Dataset records:
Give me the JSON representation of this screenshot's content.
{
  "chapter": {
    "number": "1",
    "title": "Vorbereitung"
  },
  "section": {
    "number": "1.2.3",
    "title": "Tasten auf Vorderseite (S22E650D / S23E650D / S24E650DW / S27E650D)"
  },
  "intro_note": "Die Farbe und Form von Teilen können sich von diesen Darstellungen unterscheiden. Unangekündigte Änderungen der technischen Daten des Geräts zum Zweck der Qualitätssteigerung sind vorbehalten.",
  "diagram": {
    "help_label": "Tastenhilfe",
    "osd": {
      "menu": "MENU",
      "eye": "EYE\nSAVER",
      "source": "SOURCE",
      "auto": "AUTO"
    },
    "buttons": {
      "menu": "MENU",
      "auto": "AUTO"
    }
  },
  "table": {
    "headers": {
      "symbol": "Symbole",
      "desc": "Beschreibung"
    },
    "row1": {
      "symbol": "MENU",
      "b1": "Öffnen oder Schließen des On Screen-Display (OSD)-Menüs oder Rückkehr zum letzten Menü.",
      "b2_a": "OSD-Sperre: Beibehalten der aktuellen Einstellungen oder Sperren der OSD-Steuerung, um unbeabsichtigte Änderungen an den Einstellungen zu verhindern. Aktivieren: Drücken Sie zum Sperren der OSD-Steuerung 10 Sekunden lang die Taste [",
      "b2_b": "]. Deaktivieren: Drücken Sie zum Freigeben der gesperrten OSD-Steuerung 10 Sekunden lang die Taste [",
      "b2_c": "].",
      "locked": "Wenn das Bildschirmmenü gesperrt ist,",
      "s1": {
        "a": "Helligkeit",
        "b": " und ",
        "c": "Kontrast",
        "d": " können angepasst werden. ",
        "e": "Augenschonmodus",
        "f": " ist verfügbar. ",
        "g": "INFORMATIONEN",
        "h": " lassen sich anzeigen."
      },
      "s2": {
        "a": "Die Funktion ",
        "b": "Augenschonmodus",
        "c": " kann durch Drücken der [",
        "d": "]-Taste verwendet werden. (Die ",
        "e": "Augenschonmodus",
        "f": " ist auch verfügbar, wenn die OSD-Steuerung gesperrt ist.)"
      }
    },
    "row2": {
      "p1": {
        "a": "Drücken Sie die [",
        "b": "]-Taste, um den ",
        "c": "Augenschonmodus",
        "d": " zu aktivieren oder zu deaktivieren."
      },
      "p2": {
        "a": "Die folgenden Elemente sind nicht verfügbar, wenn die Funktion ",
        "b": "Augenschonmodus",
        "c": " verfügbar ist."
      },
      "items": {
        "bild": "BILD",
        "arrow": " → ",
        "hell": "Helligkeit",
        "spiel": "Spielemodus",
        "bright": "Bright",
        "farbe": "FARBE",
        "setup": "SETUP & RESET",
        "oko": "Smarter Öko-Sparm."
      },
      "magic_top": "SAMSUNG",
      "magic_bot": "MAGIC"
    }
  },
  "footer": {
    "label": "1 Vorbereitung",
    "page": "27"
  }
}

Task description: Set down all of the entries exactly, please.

Exercise solution:
Give me the JSON representation of this screenshot's content.
{
  "chapter": {
    "number": "1",
    "title": "Vorbereitung"
  },
  "section": {
    "number": "1.2.3",
    "title": "Tasten auf Vorderseite (S22E650D / S23E650D / S24E650DW / S27E650D)"
  },
  "intro_note": "Die Farbe und Form von Teilen können sich von diesen Darstellungen unterscheiden. Unangekündigte Änderungen der technischen Daten des Geräts zum Zweck der Qualitätssteigerung sind vorbehalten.",
  "diagram": {
    "help_label": "Tastenhilfe",
    "osd": {
      "menu": "MENU",
      "eye": "EYE\nSAVER",
      "source": "SOURCE",
      "auto": "AUTO"
    },
    "buttons": {
      "menu": "MENU",
      "auto": "AUTO"
    }
  },
  "table": {
    "headers": {
      "symbol": "Symbole",
      "desc": "Beschreibung"
    },
    "row1": {
      "symbol": "MENU",
      "b1": "Öffnen oder Schließen des On Screen-Display (OSD)-Menüs oder Rückkehr zum letzten Menü.",
      "b2_a": "OSD-Sperre: Beibehalten der aktuellen Einstellungen oder Sperren der OSD-Steuerung, um unbeabsichtigte Änderungen an den Einstellungen zu verhindern. Aktivieren: Drücken Sie zum Sperren der OSD-Steuerung 10 Sekunden lang die Taste [",
      "b2_b": "]. Deaktivieren: Drücken Sie zum Freigeben der gesperrten OSD-Steuerung 10 Sekunden lang die Taste [",
      "b2_c": "].",
      "locked": "Wenn das Bildschirmmenü gesperrt ist,",
      "s1": {
        "a": "Helligkeit",
        "b": " und ",
        "c": "Kontrast",
        "d": " können angepasst werden. ",
        "e": "Augenschonmodus",
        "f": " ist verfügbar. ",
        "g": "INFORMATIONEN",
        "h": " lassen sich anzeigen."
      },
      "s2": {
        "a": "Die Funktion ",
        "b": "Augenschonmodus",
        "c": " kann durch Drücken der [",
        "d": "]-Taste verwendet werden. (Die ",
        "e": "Augenschonmodus",
        "f": " ist auch verfügbar, wenn die OSD-Steuerung gesperrt ist.)"
      }
    },
    "row2": {
      "p1": {
        "a": "Drücken Sie die [",
        "b": "]-Taste, um den ",
        "c": "Augenschonmodus",
        "d": " zu aktivieren oder zu deaktivieren."
      },
      "p2": {
        "a": "Die folgenden Elemente sind nicht verfügbar, wenn die Funktion ",
        "b": "Augenschonmodus",
        "c": " verfügbar ist."
      },
      "items": {
        "bild": "BILD",
        "arrow": " → ",
        "hell": "Helligkeit",
        "spiel": "Spielemodus",
        "bright": "Bright",
        "farbe": "FARBE",
        "setup": "SETUP & RESET",
        "oko": "Smarter Öko-Sparm."
      },
      "magic_top": "SAMSUNG",
      "magic_bot": "MAGIC"
    }
  },
  "footer": {
    "label": "1 Vorbereitung",
    "page": "27"
  }
}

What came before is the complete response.